Dr. Salam said that the foundation will be a non-political organization, and it will be run by scientists from Muslim countries. Apart from this, it will be linked to the organization of the Islamic Conference, however, Dr. Salam has expressed his regret that he had proposed one billion dollars for the proposed foundation, but the Islamic Conference approved 5 million dollars for it.

In the same context, the newspaper Nawai Waqt Karachi, regarding the financial difficulties Dr. Salam faced in establishing the Islamic Science Foundation, writes: “Dr. Abdus Salam has said that Islamic countries are completely isolated in international science, and they are not allowed to do science.” The method of development is not known. He said that he wants to establish a separate foundation for the promotion and development of science.

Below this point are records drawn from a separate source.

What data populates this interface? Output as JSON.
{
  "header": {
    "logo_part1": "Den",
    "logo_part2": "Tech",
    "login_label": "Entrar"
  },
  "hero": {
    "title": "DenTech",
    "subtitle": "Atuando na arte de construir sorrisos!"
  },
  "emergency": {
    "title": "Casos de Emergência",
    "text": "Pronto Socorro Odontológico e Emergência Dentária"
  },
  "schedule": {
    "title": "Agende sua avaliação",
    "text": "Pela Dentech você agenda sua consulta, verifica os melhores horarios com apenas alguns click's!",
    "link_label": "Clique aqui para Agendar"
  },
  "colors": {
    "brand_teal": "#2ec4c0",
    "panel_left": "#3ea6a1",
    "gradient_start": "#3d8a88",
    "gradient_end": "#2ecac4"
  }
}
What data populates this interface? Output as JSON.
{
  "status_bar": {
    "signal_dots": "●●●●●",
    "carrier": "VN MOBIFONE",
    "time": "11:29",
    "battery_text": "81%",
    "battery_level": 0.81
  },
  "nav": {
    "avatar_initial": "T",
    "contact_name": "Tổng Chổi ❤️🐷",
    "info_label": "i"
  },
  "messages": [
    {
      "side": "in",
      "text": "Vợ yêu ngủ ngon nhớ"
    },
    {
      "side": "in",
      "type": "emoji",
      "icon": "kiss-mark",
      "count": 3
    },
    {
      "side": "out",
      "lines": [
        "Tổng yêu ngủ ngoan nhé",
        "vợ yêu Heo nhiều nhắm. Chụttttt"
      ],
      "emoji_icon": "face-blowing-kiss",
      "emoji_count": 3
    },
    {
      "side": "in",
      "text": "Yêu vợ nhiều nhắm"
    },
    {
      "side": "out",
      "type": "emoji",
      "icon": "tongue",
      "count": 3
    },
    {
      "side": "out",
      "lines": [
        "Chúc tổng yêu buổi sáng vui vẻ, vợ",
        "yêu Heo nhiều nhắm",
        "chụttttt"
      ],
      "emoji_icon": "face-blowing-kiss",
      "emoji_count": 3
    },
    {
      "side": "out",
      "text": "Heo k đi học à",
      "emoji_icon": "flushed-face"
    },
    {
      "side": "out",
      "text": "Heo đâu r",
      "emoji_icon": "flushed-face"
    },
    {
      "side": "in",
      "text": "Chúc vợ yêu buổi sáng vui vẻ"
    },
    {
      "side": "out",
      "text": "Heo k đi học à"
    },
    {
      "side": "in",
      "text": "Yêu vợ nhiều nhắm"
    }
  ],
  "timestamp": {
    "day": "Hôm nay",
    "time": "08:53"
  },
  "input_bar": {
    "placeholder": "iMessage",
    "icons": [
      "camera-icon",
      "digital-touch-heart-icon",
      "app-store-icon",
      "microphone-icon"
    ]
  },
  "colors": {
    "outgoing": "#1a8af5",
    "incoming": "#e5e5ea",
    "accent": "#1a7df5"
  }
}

The Islamic Conference has approved the plan; instead of the one billion dollars proposed by Dr. Salam, the Muslim Conference has approved 50 million dollars, and only 6 million dollars have been released in a year, which made Dr. Salam look disappointed.

A report in the weekly “Lahore” states that: “Dr. Abdus Salam has urged the oil-producing countries of the Middle East to establish a science foundation for the promotion of scientific studies in the region.” He suggested that one billion dollars should be spent initially on the formation of this foundation, which will help Muslim students obtain such scientific education. This foundation should be run by eminent and well-known scientists from the Islamic world.

Dr. Salam liked how Kuwait helped spread scientific knowledge in the Islamic world. He said that the Science Foundation of Kuwait and the University of Kuwait gave him a lot of money to start this organization.

It is important to note that Dr. Abdus Salam was the one who got the ICTP started in 1964. Dr. Salam started working on this center in Pakistan, but the government of Pakistan wasn’t interested at the time. So, he talked to other Third World governments, and Italy promised him resources in Trieste. And ICTP came into being, which later became known as the Dr. Abdus Salam International Center for Theoretical Physics and is still engaged in improving scientific awareness among scientists in developing countries, especially Pakistanis.